      Delete
  3. rasanya tak payah tunggu lama sangat kot. Sebab pakcik saya tanam tingginya baru sekaki lebih dah ada buah.

    ReplyDelete
    Replies
    1. Nudabuffy...... Tapi batang pokok kami kecik sangat, rasanya tak tertanggung beban buah tu nanti, kalau sekarang dia belajar nak berbuah.

      Delete
  4. oh that is interesting. The fruits are big and colorful and might tempt kids to get and eat, maybe it shouldn't be in very open accessible areas in populated countries like ours. Maybe it is seasonal, i've been to Solo and Jogyakarta, i wish i found it in their landscapes.

    ReplyDelete
    Replies
    1. Andrea..... Now I feel guilty growing mahkota dewa at the backyard. So everyone around here will be cautioned about the poisonous side of the fruits. I hope it is alright, keeping it and educating neighbours and visitors about the good and bad side of the fruits.

      Delete
  5. So far it's not poisonous since I've tried it. And the red big ants also love the mahkota dewa fruits. So, nothing to be afraid unless you eat it too much. With Allah's will...

    ReplyDelete
  6. GREEN PLATFORM........ thanks for the info. But neighbours has to be reminded about it's good and bad sides. Who knows kids might climb and eat too much of the appetizing colourful fruits.

    ReplyDelete
  7. This is new to me... the color of the fruit looks so good... thanks for sharing...

    ReplyDelete
    Replies
    1. It's new to me too.... the fruit look appetizing indeed!

      Delete
  8. Very nice site enjoyed it so far! Thanx for the comments!!!

    ReplyDelete
  9. This is so interesting! I hope one day this might find it's way to treat cancer in North America.

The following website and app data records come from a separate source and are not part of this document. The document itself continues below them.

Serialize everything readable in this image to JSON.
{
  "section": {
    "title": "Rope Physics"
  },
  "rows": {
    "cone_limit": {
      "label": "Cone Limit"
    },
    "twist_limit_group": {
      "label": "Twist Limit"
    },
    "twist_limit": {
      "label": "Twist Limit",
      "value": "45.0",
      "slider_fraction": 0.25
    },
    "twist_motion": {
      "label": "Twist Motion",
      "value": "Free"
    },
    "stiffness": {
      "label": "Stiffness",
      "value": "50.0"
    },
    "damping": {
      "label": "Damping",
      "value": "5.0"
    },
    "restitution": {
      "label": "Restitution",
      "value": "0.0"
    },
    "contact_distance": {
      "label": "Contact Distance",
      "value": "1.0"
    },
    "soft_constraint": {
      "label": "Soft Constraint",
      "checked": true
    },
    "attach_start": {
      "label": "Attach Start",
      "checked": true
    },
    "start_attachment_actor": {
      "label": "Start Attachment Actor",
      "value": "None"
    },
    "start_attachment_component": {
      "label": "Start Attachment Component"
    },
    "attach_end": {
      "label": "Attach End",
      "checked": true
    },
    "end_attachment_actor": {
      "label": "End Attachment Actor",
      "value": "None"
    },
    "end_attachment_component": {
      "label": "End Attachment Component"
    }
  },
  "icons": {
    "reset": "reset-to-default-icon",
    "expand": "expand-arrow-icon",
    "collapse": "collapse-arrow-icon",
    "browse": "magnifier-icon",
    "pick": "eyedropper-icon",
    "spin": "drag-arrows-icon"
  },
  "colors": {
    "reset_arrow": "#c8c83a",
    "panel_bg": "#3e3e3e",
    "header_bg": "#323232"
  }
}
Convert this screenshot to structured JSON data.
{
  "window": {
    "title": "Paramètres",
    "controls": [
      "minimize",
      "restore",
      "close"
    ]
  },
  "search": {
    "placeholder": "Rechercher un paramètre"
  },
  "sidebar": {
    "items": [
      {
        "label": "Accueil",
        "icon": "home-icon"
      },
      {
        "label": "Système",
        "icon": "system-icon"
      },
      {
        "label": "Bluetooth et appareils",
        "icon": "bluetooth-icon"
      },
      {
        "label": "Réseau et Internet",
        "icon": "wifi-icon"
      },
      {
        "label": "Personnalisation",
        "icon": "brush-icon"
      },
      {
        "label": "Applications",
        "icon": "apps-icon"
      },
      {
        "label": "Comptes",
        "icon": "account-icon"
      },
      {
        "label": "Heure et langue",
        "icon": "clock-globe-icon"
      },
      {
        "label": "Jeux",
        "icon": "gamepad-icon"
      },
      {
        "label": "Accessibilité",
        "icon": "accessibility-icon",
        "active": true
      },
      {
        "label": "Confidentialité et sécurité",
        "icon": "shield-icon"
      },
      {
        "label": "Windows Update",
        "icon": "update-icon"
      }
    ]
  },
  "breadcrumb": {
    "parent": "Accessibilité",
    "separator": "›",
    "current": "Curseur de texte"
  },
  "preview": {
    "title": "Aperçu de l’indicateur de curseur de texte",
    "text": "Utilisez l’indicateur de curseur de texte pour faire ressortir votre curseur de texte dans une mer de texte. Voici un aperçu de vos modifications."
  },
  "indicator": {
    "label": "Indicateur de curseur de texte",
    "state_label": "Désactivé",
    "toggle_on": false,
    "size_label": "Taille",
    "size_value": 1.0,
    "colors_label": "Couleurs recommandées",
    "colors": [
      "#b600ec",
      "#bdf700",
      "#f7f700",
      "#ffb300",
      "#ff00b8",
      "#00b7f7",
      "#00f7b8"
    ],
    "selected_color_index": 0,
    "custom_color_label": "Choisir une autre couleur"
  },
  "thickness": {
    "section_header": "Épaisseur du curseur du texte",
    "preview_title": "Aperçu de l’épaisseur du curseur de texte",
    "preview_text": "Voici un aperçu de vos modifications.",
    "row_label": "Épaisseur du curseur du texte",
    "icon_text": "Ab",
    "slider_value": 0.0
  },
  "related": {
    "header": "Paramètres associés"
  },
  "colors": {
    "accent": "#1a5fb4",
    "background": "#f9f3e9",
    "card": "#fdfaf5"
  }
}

    ReplyDelete
    Replies
    1. Medicines travel all over the world meeting patients. We are sure of that.

      Delete
  10. very good message

    ReplyDelete
  11. Where I can get seed of Mahkota Dewa.

    ReplyDelete

Related Posts Plugin for WordPress, Blogger...